You use a lot of techniques in your jewelry — including inlay and enamel — how does this add to the interest in your pieces?

There are a lot of techniques in my jewelry! Inlay, enamel, pavé, engraving, stone cutting, goldsmithing. Some of the pieces are worked on by as many as six different master craftspeople. This combination of techniques has allowed me to fully tell the story I wanted to tell in this collection. I’m interested in creating pieces that have a lot of visual interest as a whole, but the details are what makes them special.

You’re incorporating surprise elements into your jewelry such as poison rings and perfume inserts. Why did you want to step a little outside of the traditional fine jewelry parameters?

I didn’t realize I was stepping out of the traditional parameters when I started doing those things. There is something very liberating about being naïve that I hope to hold on to! The reason for creating poison rings and lockets is that I loved the idea of jewelry as a place to hold something meaningful close to you. I was thinking about how nice it would be to keep a written intention or a note in something you wear. The perfume inserts felt like a perfect fit for these pieces, though I realize these could also be a great place to stash a Xanax. What ever you’re into—no judgment!

Tell us about the perfume inserts — is this a signature scent and if so, how will this continue to be a part of your collection?

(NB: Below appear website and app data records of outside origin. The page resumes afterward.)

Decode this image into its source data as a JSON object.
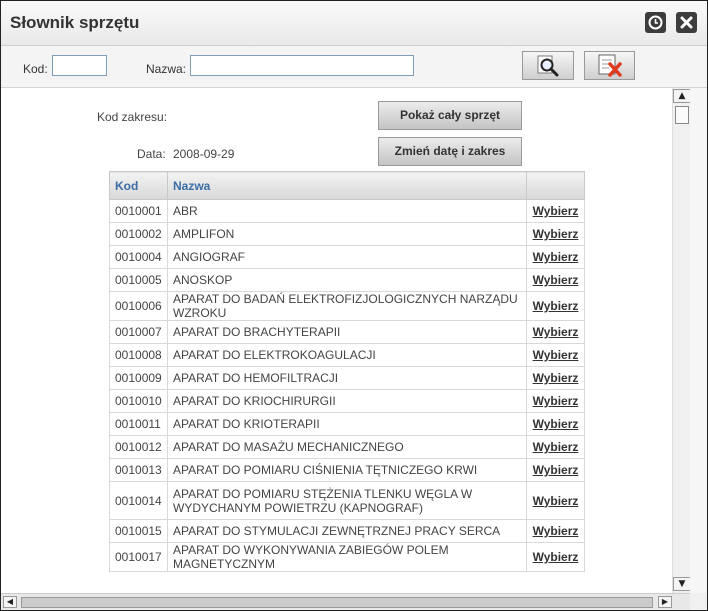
{
  "window": {
    "title": "Słownik sprzętu"
  },
  "titlebar_buttons": {
    "refresh_icon": "refresh-icon",
    "close_icon": "close-icon"
  },
  "filter": {
    "kod_label": "Kod:",
    "kod_value": "",
    "nazwa_label": "Nazwa:",
    "nazwa_value": "",
    "search_icon": "magnifier-icon",
    "clear_icon": "clear-icon"
  },
  "panel": {
    "kod_zakresu_label": "Kod zakresu:",
    "data_label": "Data:",
    "data_value": "2008-09-29",
    "show_all_button": "Pokaż cały sprzęt",
    "change_date_button": "Zmień datę i zakres"
  },
  "table": {
    "headers": [
      "Kod",
      "Nazwa",
      ""
    ],
    "action_label": "Wybierz",
    "rows": [
      {
        "kod": "0010001",
        "nazwa": "ABR"
      },
      {
        "kod": "0010002",
        "nazwa": "AMPLIFON"
      },
      {
        "kod": "0010004",
        "nazwa": "ANGIOGRAF"
      },
      {
        "kod": "0010005",
        "nazwa": "ANOSKOP"
      },
      {
        "kod": "0010006",
        "nazwa": "APARAT DO BADAŃ ELEKTROFIZJOLOGICZNYCH NARZĄDU WZROKU"
      },
      {
        "kod": "0010007",
        "nazwa": "APARAT DO BRACHYTERAPII"
      },
      {
        "kod": "0010008",
        "nazwa": "APARAT DO ELEKTROKOAGULACJI"
      },
      {
        "kod": "0010009",
        "nazwa": "APARAT DO HEMOFILTRACJI"
      },
      {
        "kod": "0010010",
        "nazwa": "APARAT DO KRIOCHIRURGII"
      },
      {
        "kod": "0010011",
        "nazwa": "APARAT DO KRIOTERAPII"
      },
      {
        "kod": "0010012",
        "nazwa": "APARAT DO MASAŻU MECHANICZNEGO"
      },
      {
        "kod": "0010013",
        "nazwa": "APARAT DO POMIARU CIŚNIENIA TĘTNICZEGO KRWI"
      },
      {
        "kod": "0010014",
        "nazwa": "APARAT DO POMIARU STĘŻENIA TLENKU WĘGLA W WYDYCHANYM POWIETRZU (KAPNOGRAF)"
      },
      {
        "kod": "0010015",
        "nazwa": "APARAT DO STYMULACJI ZEWNĘTRZNEJ PRACY SERCA"
      },
      {
        "kod": "0010017",
        "nazwa": "APARAT DO WYKONYWANIA ZABIEGÓW POLEM MAGNETYCZNYM"
      }
    ]
  },
  "colors": {
    "header_text": "#3a6ea5",
    "clear_icon": "#e03b1e"
  }
}
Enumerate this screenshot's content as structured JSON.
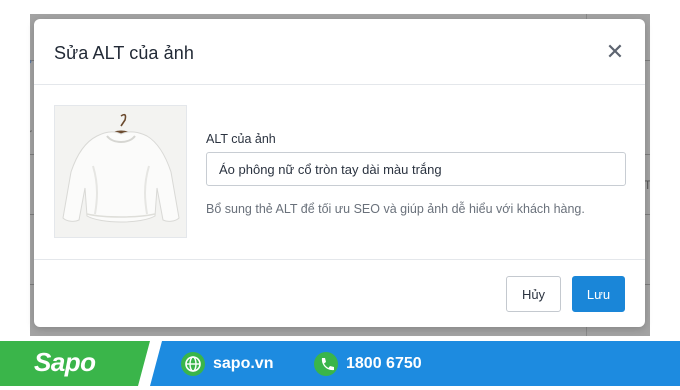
{
  "modal": {
    "title": "Sửa ALT của ảnh",
    "close_symbol": "✕",
    "image_description": "white long-sleeve crew-neck top on a hanger",
    "field_label": "ALT của ảnh",
    "alt_value": "Áo phông nữ cổ tròn tay dài màu trắng",
    "help_text": "Bổ sung thẻ ALT để tối ưu SEO và giúp ảnh dễ hiểu với khách hàng.",
    "cancel_label": "Hủy",
    "save_label": "Lưu"
  },
  "promo": {
    "brand": "Sapo",
    "website": "sapo.vn",
    "hotline": "1800 6750"
  },
  "colors": {
    "primary": "#1a86d8",
    "promo_green": "#3ab54a",
    "promo_blue": "#1d8be0"
  },
  "icons": {
    "close": "close-icon",
    "web": "globe-icon",
    "phone": "phone-icon"
  }
}
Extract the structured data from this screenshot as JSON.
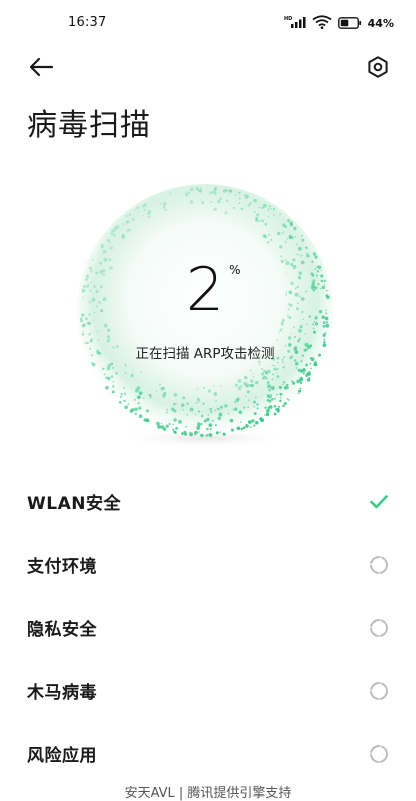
{
  "status_bar": {
    "time": "16:37",
    "battery_percent": "44%",
    "icons": [
      "hd-signal-icon",
      "wifi-icon",
      "battery-icon"
    ]
  },
  "nav": {
    "back_icon": "arrow-left-icon",
    "settings_icon": "hexagon-settings-icon"
  },
  "title": "病毒扫描",
  "scan": {
    "percent_value": "2",
    "percent_unit": "%",
    "status_text": "正在扫描 ARP攻击检测",
    "progress": 0.02
  },
  "checks": [
    {
      "label": "WLAN安全",
      "state": "done"
    },
    {
      "label": "支付环境",
      "state": "pending"
    },
    {
      "label": "隐私安全",
      "state": "pending"
    },
    {
      "label": "木马病毒",
      "state": "pending"
    },
    {
      "label": "风险应用",
      "state": "pending"
    }
  ],
  "footer": "安天AVL | 腾讯提供引擎支持",
  "colors": {
    "accent_green": "#3ec98a",
    "pending_gray": "#bdbdbd"
  }
}
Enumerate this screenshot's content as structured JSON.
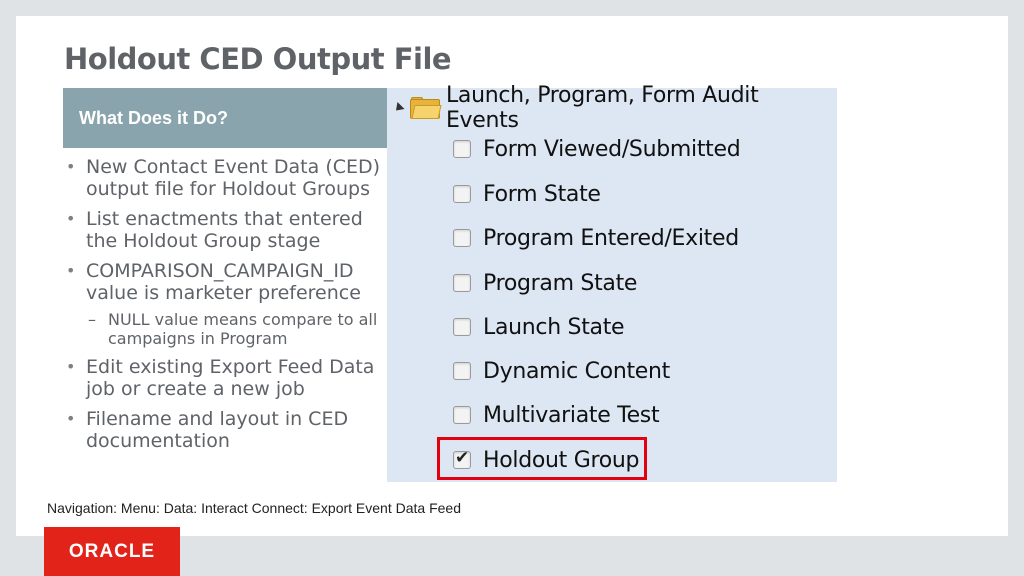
{
  "title": "Holdout CED Output File",
  "left_panel": {
    "heading": "What Does it Do?",
    "bullets": [
      "New Contact Event Data (CED) output file for Holdout Groups",
      "List enactments that entered the Holdout Group stage",
      "COMPARISON_CAMPAIGN_ID value is marketer preference",
      "NULL value means compare to all campaigns in Program",
      "Edit existing Export Feed Data job or create a new job",
      "Filename and layout in CED documentation"
    ]
  },
  "tree": {
    "root_label": "Launch, Program, Form Audit Events",
    "items": [
      {
        "label": "Form Viewed/Submitted",
        "checked": false
      },
      {
        "label": "Form State",
        "checked": false
      },
      {
        "label": "Program Entered/Exited",
        "checked": false
      },
      {
        "label": "Program State",
        "checked": false
      },
      {
        "label": "Launch State",
        "checked": false
      },
      {
        "label": "Dynamic Content",
        "checked": false
      },
      {
        "label": "Multivariate Test",
        "checked": false
      },
      {
        "label": "Holdout Group",
        "checked": true
      }
    ],
    "highlight_color": "#e3000f"
  },
  "navigation_text": "Navigation: Menu: Data: Interact Connect: Export Event Data Feed",
  "logo_text": "ORACLE",
  "colors": {
    "brand_red": "#e2231a",
    "heading_bg": "#8aa4ad",
    "panel_bg": "#dde6f3",
    "title_color": "#5f6368"
  }
}
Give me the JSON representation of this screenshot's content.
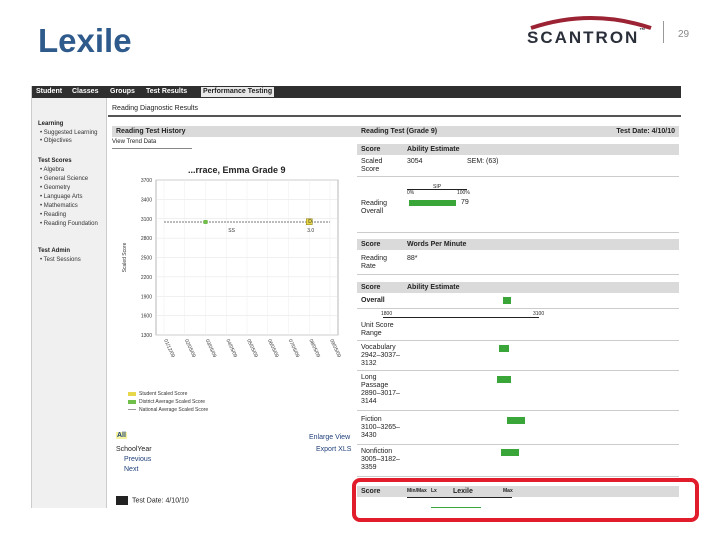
{
  "slide": {
    "title": "Lexile",
    "page_number": "29",
    "logo_text": "SCANTRON",
    "logo_mark": "™"
  },
  "tabs": [
    "Student",
    "Classes",
    "Groups",
    "Test Results",
    "Performance Testing"
  ],
  "header": {
    "title": "Reading Diagnostic Results"
  },
  "left_nav": {
    "learning": "Learning",
    "learning_items": [
      "Suggested Learning",
      "Objectives"
    ],
    "test_scores": "Test Scores",
    "score_items": [
      "Algebra",
      "General Science",
      "Geometry",
      "Language Arts",
      "Mathematics",
      "Reading",
      "Reading Foundation"
    ],
    "test_admin": "Test Admin",
    "admin_items": [
      "Test Sessions"
    ]
  },
  "history": {
    "header": "Reading Test History",
    "sub": "View Trend Data",
    "chart_title": "...rrace, Emma Grade 9",
    "all_link": "All",
    "enlarge": "Enlarge View",
    "export": "Export XLS",
    "school_year": "SchoolYear",
    "previous": "Previous",
    "next": "Next",
    "test_date": "Test Date: 4/10/10"
  },
  "chart_data": {
    "type": "line",
    "ylabel": "Scaled Score",
    "y_ticks": [
      "3700",
      "3400",
      "3100",
      "2800",
      "2500",
      "2200",
      "1900",
      "1600",
      "1300"
    ],
    "x_ticks": [
      "01/12/09",
      "02/05/09",
      "03/05/09",
      "04/05/09",
      "05/05/09",
      "06/05/09",
      "07/05/09",
      "08/05/09",
      "09/05/09"
    ],
    "ylim": [
      1300,
      3700
    ],
    "series": [
      {
        "name": "Student Scaled Score",
        "color": "#e6d84a",
        "x_index": [
          7
        ],
        "values": [
          3054
        ]
      },
      {
        "name": "District Average Scaled Score",
        "color": "#6fbf4a",
        "x_index": [
          2
        ],
        "values": [
          3050
        ]
      },
      {
        "name": "National Average Scaled Score",
        "color": "#9a9a9a",
        "x_index": [
          0,
          8
        ],
        "values": [
          3050,
          3050
        ]
      }
    ],
    "annotations": [
      "SS",
      "D",
      "3.0"
    ],
    "legend": "bottom-left"
  },
  "reading_test": {
    "header": "Reading Test (Grade 9)",
    "test_date": "Test Date: 4/10/10",
    "score_col": "Score",
    "ability_col": "Ability Estimate",
    "scaled_score_label": "Scaled\nScore",
    "scaled_score": "3054",
    "sem": "SEM: (63)",
    "scale_labels": [
      "0%",
      "SIP",
      "100%"
    ],
    "sip_value": 0.79,
    "sip_text": "79",
    "reading_overall_label": "Reading\nOverall",
    "wpm_score_col": "Score",
    "wpm_col": "Words Per Minute",
    "reading_rate_label": "Reading\nRate",
    "reading_rate": "88*",
    "ability_score_col": "Score",
    "ability_col2": "Ability Estimate",
    "overall_label": "Overall",
    "unit_score_label": "Unit Score\nRange",
    "range_low": "1800",
    "range_high": "3100",
    "vocab_label": "Vocabulary\n2942–3037–\n3132",
    "long_label": "Long\nPassage\n2890–3017–\n3144",
    "fiction_label": "Fiction\n3100–3265–\n3430",
    "nonfiction_label": "Nonfiction\n3005–3182–\n3359",
    "lexile_score_col": "Score",
    "lexile_col_1": "Min/Max",
    "lexile_col_2": "Lx",
    "lexile_col_3": "Lexile",
    "lexile_col_4": "Max"
  }
}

The perfume inserts came out of this idea of carrying something meaningful in the jewelry. Essential oils, like stones, can enhance energy. I worked with Loreto Remsing, an amazing perfumer, to develop a signature scent that is 100% all natural and non-toxic, using only pure essential oils, absolutes, and tinctures. I definitely plan to continue to explore the relationship between jewelry and fragrance.